Word for word, and without a single picture, repeat the entries.

____ DATA TO PROCESS

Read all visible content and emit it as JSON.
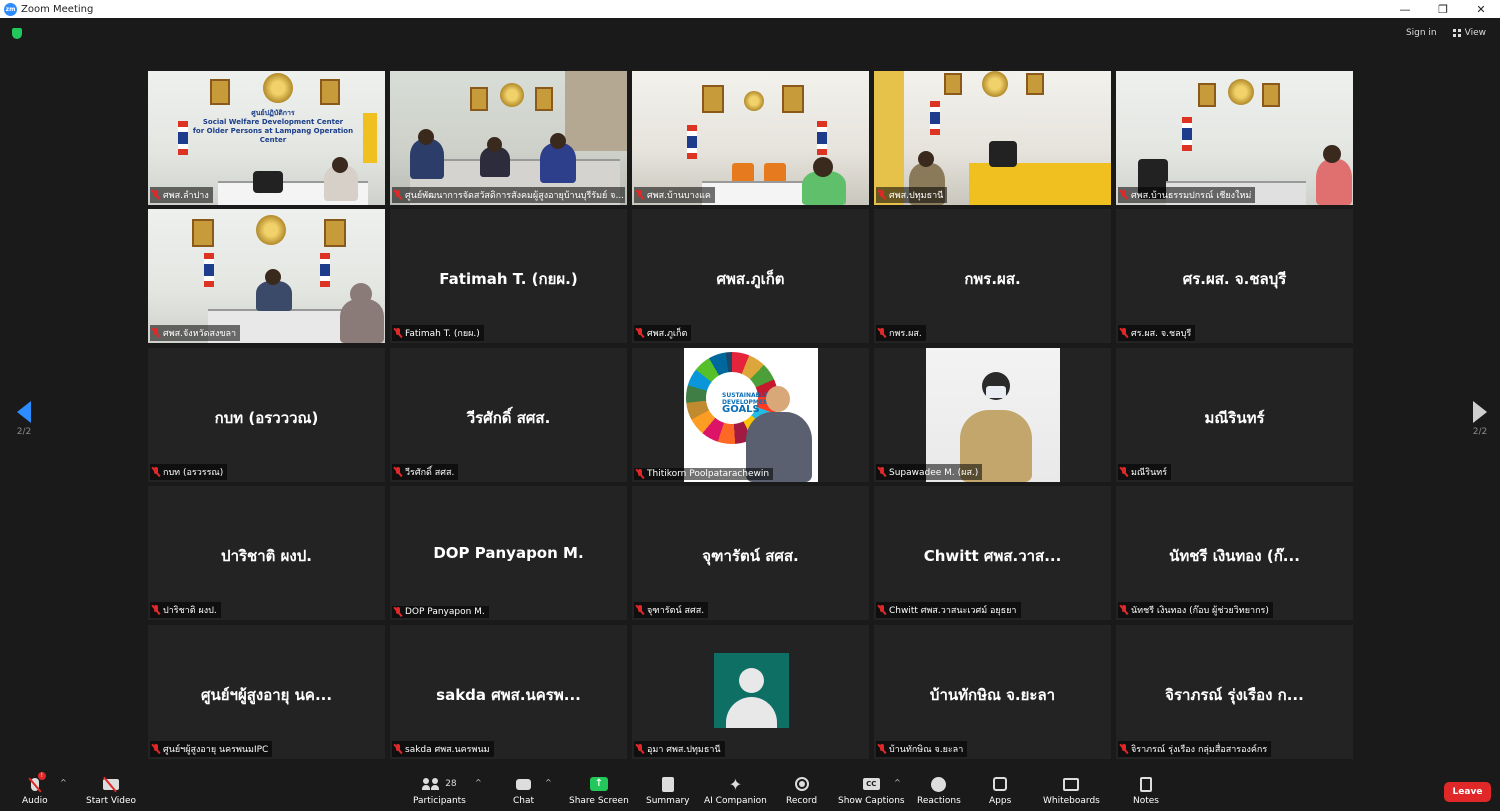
{
  "window": {
    "title": "Zoom Meeting",
    "logo_text": "zm"
  },
  "topbar": {
    "sign_in": "Sign in",
    "view": "View"
  },
  "pagination": {
    "left": "2/2",
    "right": "2/2"
  },
  "tiles": [
    {
      "kind": "video",
      "scene": "lampang",
      "label": "ศพส.ลำปาง"
    },
    {
      "kind": "video",
      "scene": "meeting",
      "label": "ศูนย์พัฒนาการจัดสวัสดิการสังคมผู้สูงอายุบ้านบุรีรัมย์ จ..."
    },
    {
      "kind": "video",
      "scene": "bangkhae",
      "label": "ศพส.บ้านบางแค"
    },
    {
      "kind": "video",
      "scene": "pathum",
      "label": "ศพส.ปทุมธานี"
    },
    {
      "kind": "video",
      "scene": "chiangmai",
      "label": "ศพส.บ้านธรรมปกรณ์ เชียงใหม่"
    },
    {
      "kind": "video",
      "scene": "songkhla",
      "label": "ศพส.จังหวัดสงขลา"
    },
    {
      "kind": "name",
      "name": "Fatimah T. (กยผ.)",
      "label": "Fatimah T. (กยผ.)"
    },
    {
      "kind": "name",
      "name": "ศพส.ภูเก็ต",
      "label": "ศพส.ภูเก็ต"
    },
    {
      "kind": "name",
      "name": "กพร.ผส.",
      "label": "กพร.ผส."
    },
    {
      "kind": "name",
      "name": "ศร.ผส. จ.ชลบุรี",
      "label": "ศร.ผส. จ.ชลบุรี"
    },
    {
      "kind": "name",
      "name": "กบท (อรวววณ)",
      "label": "กบท (อรวรรณ)"
    },
    {
      "kind": "name",
      "name": "วีรศักดิ์ สศส.",
      "label": "วีรศักดิ์ สศส."
    },
    {
      "kind": "video",
      "scene": "sdg",
      "label": "Thitikorn Poolpatarachewin"
    },
    {
      "kind": "video",
      "scene": "officer",
      "label": "Supawadee M. (ผส.)"
    },
    {
      "kind": "name",
      "name": "มณีรินทร์",
      "label": "มณีรินทร์"
    },
    {
      "kind": "name",
      "name": "ปาริชาติ ผงป.",
      "label": "ปาริชาติ ผงป."
    },
    {
      "kind": "name",
      "name": "DOP Panyapon M.",
      "label": "DOP Panyapon M."
    },
    {
      "kind": "name",
      "name": "จุฑารัตน์ สศส.",
      "label": "จุฑารัตน์ สศส."
    },
    {
      "kind": "name",
      "name": "Chwitt ศพส.วาส...",
      "label": "Chwitt ศพส.วาสนะเวศม์ อยุธยา"
    },
    {
      "kind": "name",
      "name": "นัทชรี เงินทอง (ก๊...",
      "label": "นัทชรี เงินทอง (ก๊อบ ผู้ช่วยวิทยากร)"
    },
    {
      "kind": "name",
      "name": "ศูนย์ฯผู้สูงอายุ นค...",
      "label": "ศูนย์ฯผู้สูงอายุ นครพนมIPC"
    },
    {
      "kind": "name",
      "name": "sakda ศพส.นครพ...",
      "label": "sakda ศพส.นครพนม"
    },
    {
      "kind": "avatar",
      "label": "อุมา ศพส.ปทุมธานี"
    },
    {
      "kind": "name",
      "name": "บ้านทักษิณ จ.ยะลา",
      "label": "บ้านทักษิณ จ.ยะลา"
    },
    {
      "kind": "name",
      "name": "จิราภรณ์ รุ่งเรือง ก...",
      "label": "จิราภรณ์ รุ่งเรือง กลุ่มสื่อสารองค์กร"
    }
  ],
  "scenes": {
    "lampang_sign": "ศูนย์ปฏิบัติการ",
    "lampang_sign_en1": "Social Welfare Development Center",
    "lampang_sign_en2": "for Older Persons at Lampang Operation Center",
    "sdg_line1": "SUSTAINABLE",
    "sdg_line2": "DEVELOPMENT",
    "sdg_goals": "GOALS"
  },
  "toolbar": {
    "audio": "Audio",
    "audio_badge": "!",
    "start_video": "Start Video",
    "participants": "Participants",
    "participants_count": "28",
    "chat": "Chat",
    "share_screen": "Share Screen",
    "summary": "Summary",
    "ai_companion": "AI Companion",
    "record": "Record",
    "show_captions": "Show Captions",
    "captions_icon": "CC",
    "reactions": "Reactions",
    "apps": "Apps",
    "whiteboards": "Whiteboards",
    "notes": "Notes",
    "leave": "Leave"
  },
  "colors": {
    "accent": "#2d8cff",
    "share": "#23c85b",
    "leave": "#e02828",
    "avatar_bg": "#0e6f65"
  }
}
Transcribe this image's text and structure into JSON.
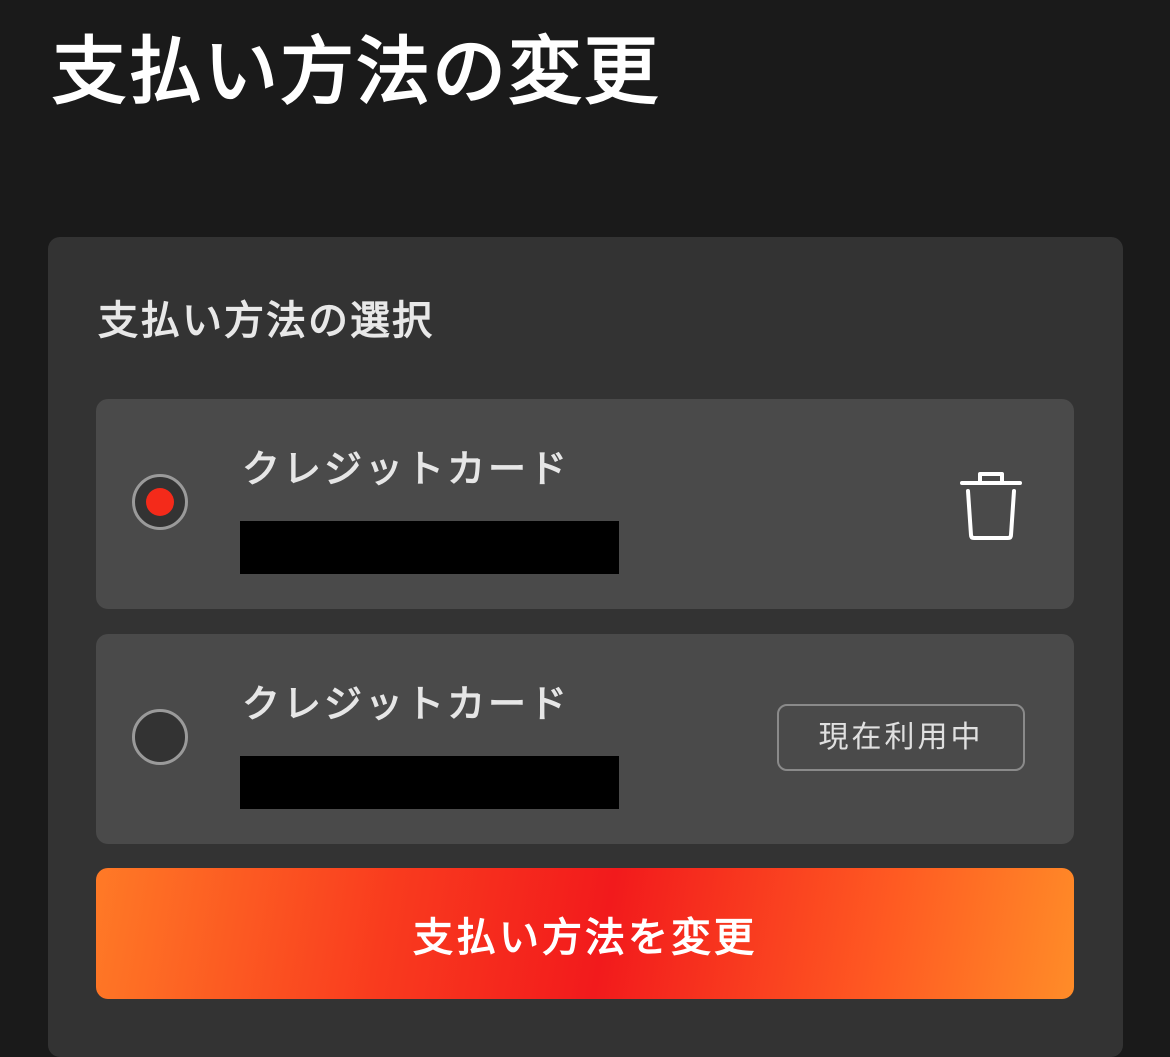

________

OUTPUT FOR THIS EXERCISE:
Read all visible content and emit it as JSON.
{
  "window": {
    "title": "Zoom Meeting",
    "logo_text": "zm"
  },
  "topbar": {
    "sign_in": "Sign in",
    "view": "View"
  },
  "pagination": {
    "left": "2/2",
    "right": "2/2"
  },
  "tiles": [
    {
      "kind": "video",
      "scene": "lampang",
      "label": "ศพส.ลำปาง"
    },
    {
      "kind": "video",
      "scene": "meeting",
      "label": "ศูนย์พัฒนาการจัดสวัสดิการสังคมผู้สูงอายุบ้านบุรีรัมย์ จ..."
    },
    {
      "kind": "video",
      "scene": "bangkhae",
      "label": "ศพส.บ้านบางแค"
    },
    {
      "kind": "video",
      "scene": "pathum",
      "label": "ศพส.ปทุมธานี"
    },
    {
      "kind": "video",
      "scene": "chiangmai",
      "label": "ศพส.บ้านธรรมปกรณ์ เชียงใหม่"
    },
    {
      "kind": "video",
      "scene": "songkhla",
      "label": "ศพส.จังหวัดสงขลา"
    },
    {
      "kind": "name",
      "name": "Fatimah T. (กยผ.)",
      "label": "Fatimah T. (กยผ.)"
    },
    {
      "kind": "name",
      "name": "ศพส.ภูเก็ต",
      "label": "ศพส.ภูเก็ต"
    },
    {
      "kind": "name",
      "name": "กพร.ผส.",
      "label": "กพร.ผส."
    },
    {
      "kind": "name",
      "name": "ศร.ผส. จ.ชลบุรี",
      "label": "ศร.ผส. จ.ชลบุรี"
    },
    {
      "kind": "name",
      "name": "กบท (อรวววณ)",
      "label": "กบท (อรวรรณ)"
    },
    {
      "kind": "name",
      "name": "วีรศักดิ์ สศส.",
      "label": "วีรศักดิ์ สศส."
    },
    {
      "kind": "video",
      "scene": "sdg",
      "label": "Thitikorn Poolpatarachewin"
    },
    {
      "kind": "video",
      "scene": "officer",
      "label": "Supawadee M. (ผส.)"
    },
    {
      "kind": "name",
      "name": "มณีรินทร์",
      "label": "มณีรินทร์"
    },
    {
      "kind": "name",
      "name": "ปาริชาติ ผงป.",
      "label": "ปาริชาติ ผงป."
    },
    {
      "kind": "name",
      "name": "DOP Panyapon M.",
      "label": "DOP Panyapon M."
    },
    {
      "kind": "name",
      "name": "จุฑารัตน์ สศส.",
      "label": "จุฑารัตน์ สศส."
    },
    {
      "kind": "name",
      "name": "Chwitt ศพส.วาส...",
      "label": "Chwitt ศพส.วาสนะเวศม์ อยุธยา"
    },
    {
      "kind": "name",
      "name": "นัทชรี เงินทอง (ก๊...",
      "label": "นัทชรี เงินทอง (ก๊อบ ผู้ช่วยวิทยากร)"
    },
    {
      "kind": "name",
      "name": "ศูนย์ฯผู้สูงอายุ นค...",
      "label": "ศูนย์ฯผู้สูงอายุ นครพนมIPC"
    },
    {
      "kind": "name",
      "name": "sakda ศพส.นครพ...",
      "label": "sakda ศพส.นครพนม"
    },
    {
      "kind": "avatar",
      "label": "อุมา ศพส.ปทุมธานี"
    },
    {
      "kind": "name",
      "name": "บ้านทักษิณ จ.ยะลา",
      "label": "บ้านทักษิณ จ.ยะลา"
    },
    {
      "kind": "name",
      "name": "จิราภรณ์ รุ่งเรือง ก...",
      "label": "จิราภรณ์ รุ่งเรือง กลุ่มสื่อสารองค์กร"
    }
  ],
  "scenes": {
    "lampang_sign": "ศูนย์ปฏิบัติการ",
    "lampang_sign_en1": "Social Welfare Development Center",
    "lampang_sign_en2": "for Older Persons at Lampang Operation Center",
    "sdg_line1": "SUSTAINABLE",
    "sdg_line2": "DEVELOPMENT",
    "sdg_goals": "GOALS"
  },
  "toolbar": {
    "audio": "Audio",
    "audio_badge": "!",
    "start_video": "Start Video",
    "participants": "Participants",
    "participants_count": "28",
    "chat": "Chat",
    "share_screen": "Share Screen",
    "summary": "Summary",
    "ai_companion": "AI Companion",
    "record": "Record",
    "show_captions": "Show Captions",
    "captions_icon": "CC",
    "reactions": "Reactions",
    "apps": "Apps",
    "whiteboards": "Whiteboards",
    "notes": "Notes",
    "leave": "Leave"
  },
  "colors": {
    "accent": "#2d8cff",
    "share": "#23c85b",
    "leave": "#e02828",
    "avatar_bg": "#0e6f65"
  }
}
Transcribe this image's text and structure into JSON.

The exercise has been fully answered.